This should come as no surprise, but there was a greater emphasis on ranking mobile sites. And, in fact, Google switched to what they call “Mobile First” indexing starting July 1, 2019. What that means is they began to use a mobile optimized browser to index websites, as opposed to their traditional desktop-based crawler. Even with advanced warning from Google and others, however, many site owners still hadn’t considered their mobile strategy until it was thrust upon them when their site was switched to mobile first indexing. Now, thought, mobile is becoming a main consideration for many site owners.
This prediction was 100% correct
This should have been, and continues to be, a major issue for many site owners. The speed of a website, even as a small ranking factor, is still considered a ranking factor. That means that your site needs to be as fast as possible. When combined with mobile first indexing, site speed becomes even more important.
This prediction was partly true. Site speed continues to be important, but it’s not the “be-all end-all” ranking factor many SEOs will lead you to believe.
Shortly following the switch to Mobile first indexing, Google rolled out a broad core algorithm update focusing on quality. This August 1 update soon became to be known as the EAT algorithm in some circles. EAT stands for Expertise, Authority and Trustworthiness. In short – how important is your brand? Is your brand associated with high quality content and a great user experience? Or is it optimized for search only and therefore perhaps not as trustworthy?
I’d consider this to be 100% correct.
Tied to brand, this was an obvious prediction. After all, how can you improve your brand without considering the social and video aspects of it? And while we didn’t see social signals play a huge part in improving rankings, we did see an increased reliance on video in search rankings in 2019.
This was partly accurate. While many businesses embraced social and video, there’s still a huge opportunity.
For a long time, SEO’s optimized for search engines.

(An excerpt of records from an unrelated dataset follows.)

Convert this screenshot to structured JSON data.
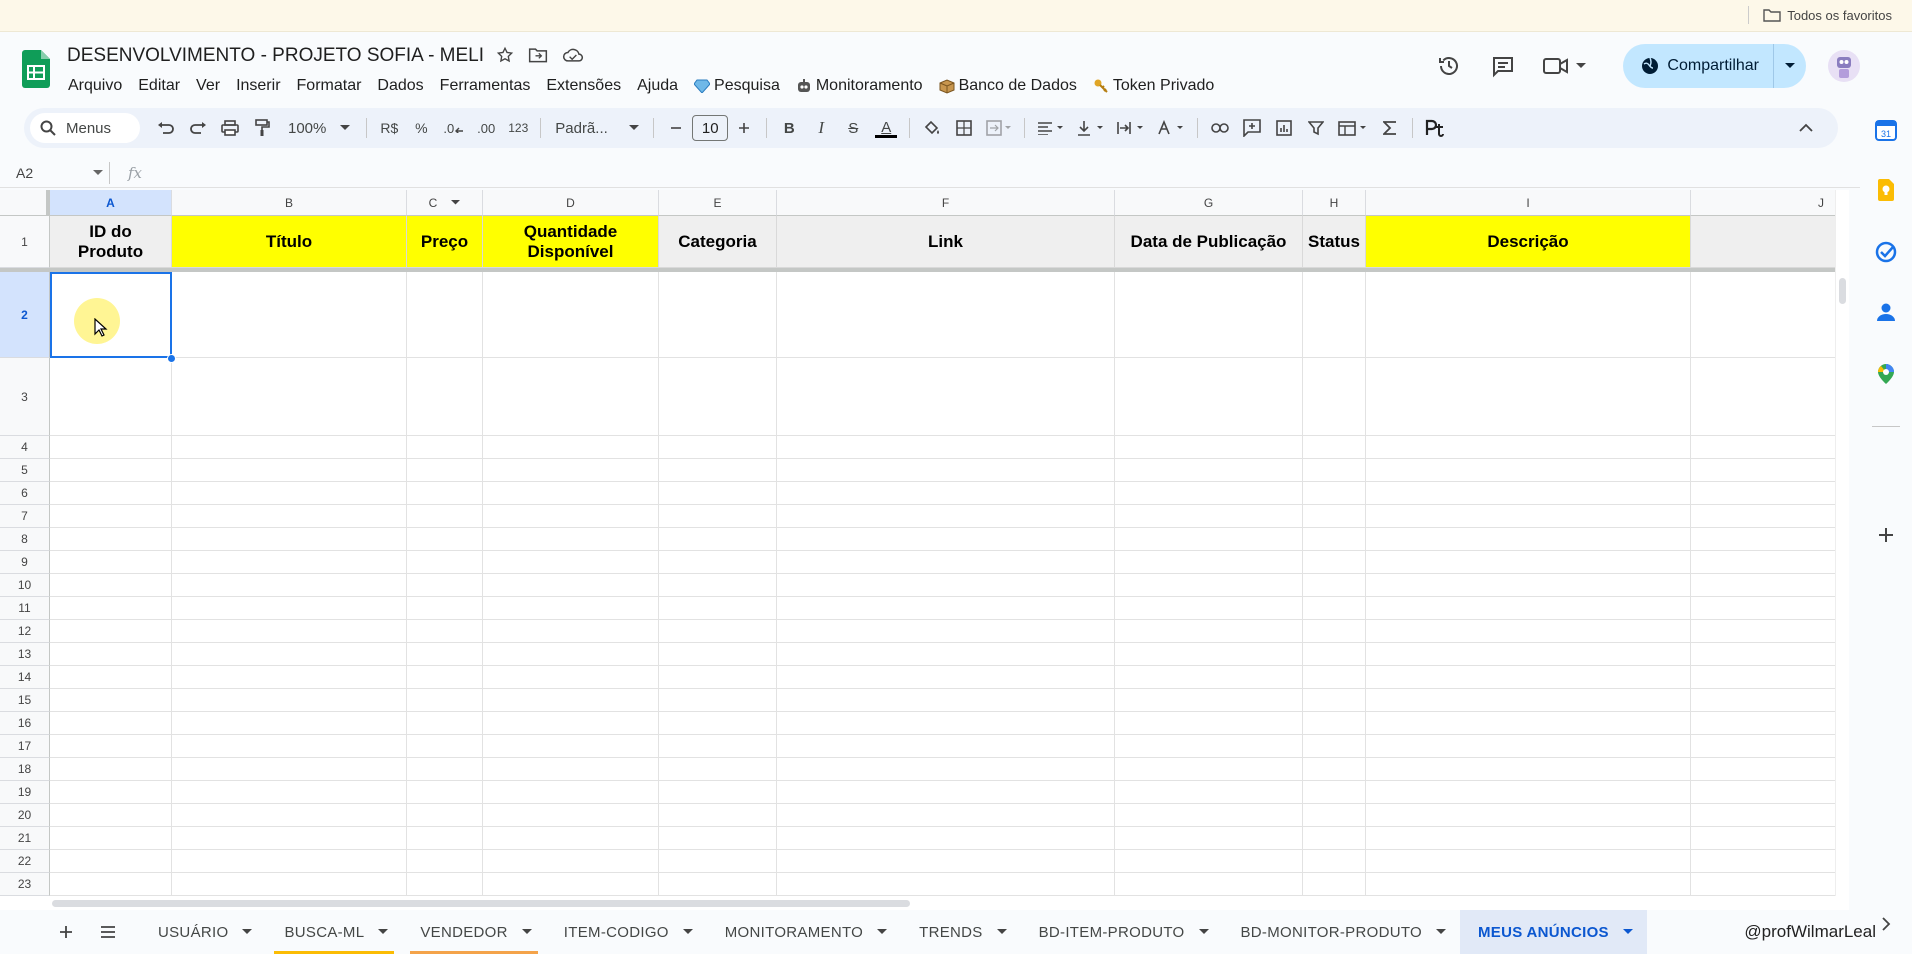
{
  "favorites_bar": {
    "label": "Todos os favoritos"
  },
  "doc": {
    "title": "DESENVOLVIMENTO - PROJETO SOFIA - MELI"
  },
  "menu": {
    "items": [
      "Arquivo",
      "Editar",
      "Ver",
      "Inserir",
      "Formatar",
      "Dados",
      "Ferramentas",
      "Extensões",
      "Ajuda"
    ],
    "custom": [
      {
        "label": "Pesquisa",
        "icon": "gem-icon"
      },
      {
        "label": "Monitoramento",
        "icon": "robot-icon"
      },
      {
        "label": "Banco de Dados",
        "icon": "box-icon"
      },
      {
        "label": "Token Privado",
        "icon": "key-icon"
      }
    ]
  },
  "header": {
    "share_label": "Compartilhar"
  },
  "toolbar": {
    "search_placeholder": "Menus",
    "zoom": "100%",
    "currency": "R$",
    "percent": "%",
    "dec_less": ".0",
    "dec_more": ".00",
    "number_format": "123",
    "font": "Padrã...",
    "font_size": "10",
    "bold": "B",
    "italic": "I",
    "strike": "S",
    "text_color": "A"
  },
  "formula_bar": {
    "cell_ref": "A2",
    "fx": "fx",
    "value": ""
  },
  "columns": [
    "A",
    "B",
    "C",
    "D",
    "E",
    "F",
    "G",
    "H",
    "I",
    "J"
  ],
  "rows": [
    "1",
    "2",
    "3",
    "4",
    "5",
    "6",
    "7",
    "8",
    "9",
    "10",
    "11",
    "12",
    "13",
    "14",
    "15",
    "16",
    "17",
    "18",
    "19",
    "20",
    "21",
    "22",
    "23"
  ],
  "header_row": [
    {
      "col": "A",
      "text": "ID do Produto",
      "fill": "#efefef"
    },
    {
      "col": "B",
      "text": "Título",
      "fill": "#ffff00"
    },
    {
      "col": "C",
      "text": "Preço",
      "fill": "#ffff00"
    },
    {
      "col": "D",
      "text": "Quantidade Disponível",
      "fill": "#ffff00"
    },
    {
      "col": "E",
      "text": "Categoria",
      "fill": "#efefef"
    },
    {
      "col": "F",
      "text": "Link",
      "fill": "#efefef"
    },
    {
      "col": "G",
      "text": "Data de Publicação",
      "fill": "#efefef"
    },
    {
      "col": "H",
      "text": "Status",
      "fill": "#efefef"
    },
    {
      "col": "I",
      "text": "Descrição",
      "fill": "#ffff00"
    },
    {
      "col": "J",
      "text": "",
      "fill": "#efefef"
    }
  ],
  "selected_cell": "A2",
  "sheets": [
    {
      "name": "USUÁRIO",
      "underline": ""
    },
    {
      "name": "BUSCA-ML",
      "underline": "#fbbc04"
    },
    {
      "name": "VENDEDOR",
      "underline": "#f4a34a"
    },
    {
      "name": "ITEM-CODIGO",
      "underline": ""
    },
    {
      "name": "MONITORAMENTO",
      "underline": ""
    },
    {
      "name": "TRENDS",
      "underline": ""
    },
    {
      "name": "BD-ITEM-PRODUTO",
      "underline": ""
    },
    {
      "name": "BD-MONITOR-PRODUTO",
      "underline": ""
    },
    {
      "name": "MEUS ANÚNCIOS",
      "underline": "",
      "active": true
    }
  ],
  "credit": "@profWilmarLeal",
  "colors": {
    "accent": "#1a73e8",
    "yellow_header": "#ffff00",
    "share_bg": "#c2e7ff"
  }
}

Our goal was to get visitors to the site. But that has now morphed into helping ensure when users land on your client’s website, their positive experience is carried throughout their interaction with that site. This ties back into the brand aspect and EAT.
This is 100% accurate.
Local search grew tremendously in 2019. Early in the year Google made adjustments to show local map listings in more search results, while later in the year they applied many of the same ranking algorithms to local results. Therefore, things like EAT, and brand become more important than just the number of reviews or how close you were to the searcher’s location.
This is 100% accurate
Structured data – data that wasn’t visible to searchers, but important to search engines did indeed become more important and led to the rise of what’s been known as “zero click searches”. That means searchers didn’t have to click off the search results to get the info they needed.
This is 100% accurate.
This one didn’t really come true. While more sites are beginning to embrace PWA, most are not yet taking advantage of this simple way to capture site visitors and keep them coming back. However, Google did make huge inroads in advancing PWA.
This was mostly accurate.